“Kwame Nkrumah - show boy”, “I want to see Kwame Nkrumah – show boy!” the Makola women would chant when they saw him in person, heard his speeches, or at any time they felt like it.

My older family members inform me that when Nkrumah spoke on the radio, people would rush to hear and there would be complete silence whilst he was on air. They often remember getting goosebumps as his eloquence pierced through the airwaves and caught the attention of each person in the listening crowds.

(picture borrowed from panafricanperspective)

The Young Pioneers, Nkrumah’s youth supporters (see Poet's excellent definition of them here, would cheer “Nkrumah never dies!”. This later became an everyday expression and it seems, is still true today, Nkrumah never dies!

As I write, I am surprisingly reminded of this fact. How? Microsoft Word spell-check recognizes Nkrumah in its vocabulary!

Monday, 14 September 2009

Kwame Nkrumah: the celebrations begin

"While the rest of the world has been improving technology, Ghana has been improving the quality of man's humanity to man."
Maya Angelou

A quote by one of my favourite persons, from her time in Kwame Nkrumah's Ghana. Was she right? Partly yes, as I believe Ghana's legacy today is still the kindness and empathy of its people. However the quote may somewhat take away focus from the many, many other achievements of Kwame Nkrumah as we approach what would have been his 100th birthday.

As we flew in to Accra early Friday morning, I saw my wonderful, well-planned Tema and the Accra-Tema motorway beneath me, both products of Nkrumah's work. All over Accra, we are reminded of this great man's succesful struggle for Ghana's freedom and his vision for the future of Ghana.

Unfortunately, much of the good work has been undone and it'll take us a long way to retrace our steps and get back on track.
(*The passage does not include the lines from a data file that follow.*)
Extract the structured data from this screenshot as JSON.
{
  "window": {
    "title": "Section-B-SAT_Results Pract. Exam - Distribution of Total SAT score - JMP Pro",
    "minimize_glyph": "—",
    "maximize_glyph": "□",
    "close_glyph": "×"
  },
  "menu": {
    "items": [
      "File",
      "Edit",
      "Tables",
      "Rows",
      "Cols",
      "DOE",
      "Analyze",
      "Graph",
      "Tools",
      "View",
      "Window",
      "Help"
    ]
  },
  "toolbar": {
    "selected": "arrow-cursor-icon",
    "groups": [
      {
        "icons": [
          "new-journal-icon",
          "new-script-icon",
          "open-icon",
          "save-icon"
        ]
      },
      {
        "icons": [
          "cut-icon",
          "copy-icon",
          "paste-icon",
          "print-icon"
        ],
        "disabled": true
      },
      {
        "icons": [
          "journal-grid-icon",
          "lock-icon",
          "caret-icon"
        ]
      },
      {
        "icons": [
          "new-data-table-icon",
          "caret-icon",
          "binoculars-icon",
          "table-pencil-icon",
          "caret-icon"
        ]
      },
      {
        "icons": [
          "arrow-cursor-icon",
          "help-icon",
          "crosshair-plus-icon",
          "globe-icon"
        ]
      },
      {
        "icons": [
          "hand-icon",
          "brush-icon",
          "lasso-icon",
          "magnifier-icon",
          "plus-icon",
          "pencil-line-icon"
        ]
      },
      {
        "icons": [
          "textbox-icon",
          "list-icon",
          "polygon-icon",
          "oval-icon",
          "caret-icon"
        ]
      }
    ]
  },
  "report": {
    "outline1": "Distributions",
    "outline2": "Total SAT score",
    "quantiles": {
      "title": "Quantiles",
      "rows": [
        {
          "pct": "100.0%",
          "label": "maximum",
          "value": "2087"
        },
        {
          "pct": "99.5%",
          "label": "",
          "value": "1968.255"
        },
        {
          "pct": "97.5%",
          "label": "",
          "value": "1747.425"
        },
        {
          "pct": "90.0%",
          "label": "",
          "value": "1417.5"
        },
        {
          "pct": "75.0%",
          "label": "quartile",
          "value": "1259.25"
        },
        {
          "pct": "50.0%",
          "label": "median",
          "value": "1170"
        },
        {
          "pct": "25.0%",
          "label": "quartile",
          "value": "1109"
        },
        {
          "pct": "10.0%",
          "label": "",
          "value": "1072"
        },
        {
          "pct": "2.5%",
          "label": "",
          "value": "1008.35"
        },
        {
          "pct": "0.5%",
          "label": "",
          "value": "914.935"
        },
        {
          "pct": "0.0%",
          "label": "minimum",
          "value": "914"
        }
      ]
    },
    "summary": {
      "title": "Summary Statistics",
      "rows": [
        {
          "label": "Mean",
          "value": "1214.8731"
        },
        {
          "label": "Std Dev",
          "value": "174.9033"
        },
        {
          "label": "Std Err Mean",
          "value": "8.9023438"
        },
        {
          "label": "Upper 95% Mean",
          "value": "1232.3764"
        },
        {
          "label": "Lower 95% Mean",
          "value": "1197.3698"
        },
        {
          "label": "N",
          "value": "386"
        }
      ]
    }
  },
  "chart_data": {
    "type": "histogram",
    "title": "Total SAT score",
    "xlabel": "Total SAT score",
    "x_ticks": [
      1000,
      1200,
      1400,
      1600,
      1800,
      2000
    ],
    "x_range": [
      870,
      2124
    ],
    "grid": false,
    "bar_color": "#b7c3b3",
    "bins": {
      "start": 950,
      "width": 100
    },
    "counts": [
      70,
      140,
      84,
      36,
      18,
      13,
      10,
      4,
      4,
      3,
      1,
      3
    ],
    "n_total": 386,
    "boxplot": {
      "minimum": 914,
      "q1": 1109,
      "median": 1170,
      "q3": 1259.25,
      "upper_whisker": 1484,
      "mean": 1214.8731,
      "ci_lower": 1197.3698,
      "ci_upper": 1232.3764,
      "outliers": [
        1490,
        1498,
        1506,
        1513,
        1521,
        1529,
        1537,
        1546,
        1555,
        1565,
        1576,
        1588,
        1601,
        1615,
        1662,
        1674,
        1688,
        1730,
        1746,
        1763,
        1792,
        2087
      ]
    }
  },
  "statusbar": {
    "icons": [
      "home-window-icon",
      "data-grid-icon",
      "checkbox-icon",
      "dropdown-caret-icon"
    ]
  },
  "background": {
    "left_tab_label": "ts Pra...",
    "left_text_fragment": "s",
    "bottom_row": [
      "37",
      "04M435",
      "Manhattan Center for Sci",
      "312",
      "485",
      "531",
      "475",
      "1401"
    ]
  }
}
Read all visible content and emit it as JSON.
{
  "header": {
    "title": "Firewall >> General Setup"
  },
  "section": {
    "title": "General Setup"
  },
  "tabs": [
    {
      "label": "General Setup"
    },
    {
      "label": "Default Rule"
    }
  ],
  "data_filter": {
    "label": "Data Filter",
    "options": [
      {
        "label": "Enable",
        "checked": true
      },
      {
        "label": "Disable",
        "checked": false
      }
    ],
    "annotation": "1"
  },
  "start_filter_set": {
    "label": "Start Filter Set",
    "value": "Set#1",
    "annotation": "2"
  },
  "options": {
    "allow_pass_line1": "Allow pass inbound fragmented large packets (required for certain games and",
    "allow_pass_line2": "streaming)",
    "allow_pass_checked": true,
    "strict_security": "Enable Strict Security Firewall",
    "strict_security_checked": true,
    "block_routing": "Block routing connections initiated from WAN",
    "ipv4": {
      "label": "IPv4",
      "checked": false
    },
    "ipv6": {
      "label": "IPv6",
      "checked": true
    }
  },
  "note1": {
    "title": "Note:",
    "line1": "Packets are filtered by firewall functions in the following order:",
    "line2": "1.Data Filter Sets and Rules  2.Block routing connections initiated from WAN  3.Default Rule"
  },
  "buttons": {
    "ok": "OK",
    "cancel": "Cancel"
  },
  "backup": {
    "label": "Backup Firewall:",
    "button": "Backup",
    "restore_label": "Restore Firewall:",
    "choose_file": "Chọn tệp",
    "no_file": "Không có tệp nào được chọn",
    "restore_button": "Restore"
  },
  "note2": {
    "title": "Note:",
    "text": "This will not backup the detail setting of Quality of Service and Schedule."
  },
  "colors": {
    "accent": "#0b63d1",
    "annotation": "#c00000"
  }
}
However, Ghana is still considered a trailblazer, leading the way for other African countries and in the week that he would have turned 100, the fact that we acknowledge and appreciate the positive aspects of Nkrumah's regime, is in itself a step in the right direction.

Are you celebrating and if so, how? I for one am trying to find a babysitter so I can make use of these tickets.

What can I say, it's good to be back home.

Wednesday, 9 September 2009


Today's date will be a one off in our lifetime, just as the previous years' 080808, 070707 (when A LOT of people got married as it was a Saturday as well), etc have been.
So how to remember this day? Well I for one am hoping to hear from a friend who's expecting, with her calculated due date being, yes, the ninth of the ninth of the ninth.

No matter what, the coming baby will be special, unique and loved but we all think it'd be rather cool if he or she were to arrive today. If anything it makes for an easy date of birth to remember!

Saturday, 5 September 2009

Rain, rain, go away!

Oh dear, should we be worried about the floods that are taking over West Africa? According to BBC News, between 25 and 32 people have already died in Ghana and more in our neighbouring countries. Annoyingly, I got more news from BBC's website than from Joy's. I had hoped to read about the floods in further detail on Joy's website, but it seems theirs rather showed a summary of what I had already read.

I guess as I prepare to make my journey home, I'll have to wait a day or two before I hear more news on these floods. Do feel free to fill me in!


Related Posts with Thumbnails